## Given entries
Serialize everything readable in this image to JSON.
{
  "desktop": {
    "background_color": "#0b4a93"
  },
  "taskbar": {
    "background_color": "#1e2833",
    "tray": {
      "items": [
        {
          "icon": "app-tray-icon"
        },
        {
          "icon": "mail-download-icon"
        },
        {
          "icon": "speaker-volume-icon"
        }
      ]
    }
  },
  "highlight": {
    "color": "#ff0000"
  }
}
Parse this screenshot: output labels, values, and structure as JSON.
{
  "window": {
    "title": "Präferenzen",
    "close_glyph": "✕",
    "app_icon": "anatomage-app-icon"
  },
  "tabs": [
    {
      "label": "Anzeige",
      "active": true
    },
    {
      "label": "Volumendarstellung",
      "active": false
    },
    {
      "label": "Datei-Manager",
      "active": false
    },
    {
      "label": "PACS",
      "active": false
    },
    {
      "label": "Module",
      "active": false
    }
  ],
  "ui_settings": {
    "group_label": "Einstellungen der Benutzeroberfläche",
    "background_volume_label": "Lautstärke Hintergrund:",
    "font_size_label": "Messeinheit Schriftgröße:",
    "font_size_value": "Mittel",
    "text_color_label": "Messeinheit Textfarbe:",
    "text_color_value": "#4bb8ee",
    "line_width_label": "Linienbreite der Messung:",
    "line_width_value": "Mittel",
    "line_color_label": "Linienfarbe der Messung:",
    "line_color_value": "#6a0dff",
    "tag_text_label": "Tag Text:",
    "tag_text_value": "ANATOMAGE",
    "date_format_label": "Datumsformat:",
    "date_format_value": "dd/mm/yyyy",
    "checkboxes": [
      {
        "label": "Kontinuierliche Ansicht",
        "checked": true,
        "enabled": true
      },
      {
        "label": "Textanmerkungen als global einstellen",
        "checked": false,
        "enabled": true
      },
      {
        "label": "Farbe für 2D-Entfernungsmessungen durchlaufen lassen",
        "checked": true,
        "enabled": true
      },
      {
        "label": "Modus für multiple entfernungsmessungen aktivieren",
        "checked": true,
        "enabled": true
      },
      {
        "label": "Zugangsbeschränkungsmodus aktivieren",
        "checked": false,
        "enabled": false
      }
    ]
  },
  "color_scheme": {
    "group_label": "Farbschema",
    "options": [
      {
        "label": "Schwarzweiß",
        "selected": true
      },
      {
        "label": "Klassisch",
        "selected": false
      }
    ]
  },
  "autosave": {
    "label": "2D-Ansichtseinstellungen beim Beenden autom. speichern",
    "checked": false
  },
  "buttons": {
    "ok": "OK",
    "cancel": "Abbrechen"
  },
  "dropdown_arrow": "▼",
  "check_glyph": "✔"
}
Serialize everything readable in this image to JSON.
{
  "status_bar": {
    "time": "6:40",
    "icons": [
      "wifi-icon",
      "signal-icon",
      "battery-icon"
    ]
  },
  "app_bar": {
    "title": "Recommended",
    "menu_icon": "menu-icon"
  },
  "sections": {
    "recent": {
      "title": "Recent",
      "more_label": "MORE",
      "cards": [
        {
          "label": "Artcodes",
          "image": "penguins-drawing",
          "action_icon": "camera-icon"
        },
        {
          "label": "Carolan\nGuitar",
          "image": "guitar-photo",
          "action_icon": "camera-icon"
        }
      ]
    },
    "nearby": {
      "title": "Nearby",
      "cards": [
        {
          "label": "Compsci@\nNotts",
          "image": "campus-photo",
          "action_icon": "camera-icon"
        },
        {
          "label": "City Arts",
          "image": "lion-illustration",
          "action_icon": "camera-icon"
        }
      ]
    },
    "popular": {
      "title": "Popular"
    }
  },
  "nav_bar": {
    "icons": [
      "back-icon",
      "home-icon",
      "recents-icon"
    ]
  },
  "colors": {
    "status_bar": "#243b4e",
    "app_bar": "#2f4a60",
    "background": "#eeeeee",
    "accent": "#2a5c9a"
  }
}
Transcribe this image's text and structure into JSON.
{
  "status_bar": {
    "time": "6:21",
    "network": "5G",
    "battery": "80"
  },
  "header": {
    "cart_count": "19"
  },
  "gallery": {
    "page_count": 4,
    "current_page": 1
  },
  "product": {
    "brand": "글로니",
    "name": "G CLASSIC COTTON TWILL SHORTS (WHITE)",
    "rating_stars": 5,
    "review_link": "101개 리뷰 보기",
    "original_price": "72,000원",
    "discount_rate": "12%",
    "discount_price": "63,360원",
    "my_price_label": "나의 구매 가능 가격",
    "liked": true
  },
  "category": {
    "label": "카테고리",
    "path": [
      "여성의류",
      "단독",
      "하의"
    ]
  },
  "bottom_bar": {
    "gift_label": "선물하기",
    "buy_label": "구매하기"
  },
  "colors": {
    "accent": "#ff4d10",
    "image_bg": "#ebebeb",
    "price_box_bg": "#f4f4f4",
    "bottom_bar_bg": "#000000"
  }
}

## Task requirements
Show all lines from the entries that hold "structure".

## Answer below
Parse this screenshot: output labels, values, and structure as JSON.
Transcribe this image's text and structure into JSON.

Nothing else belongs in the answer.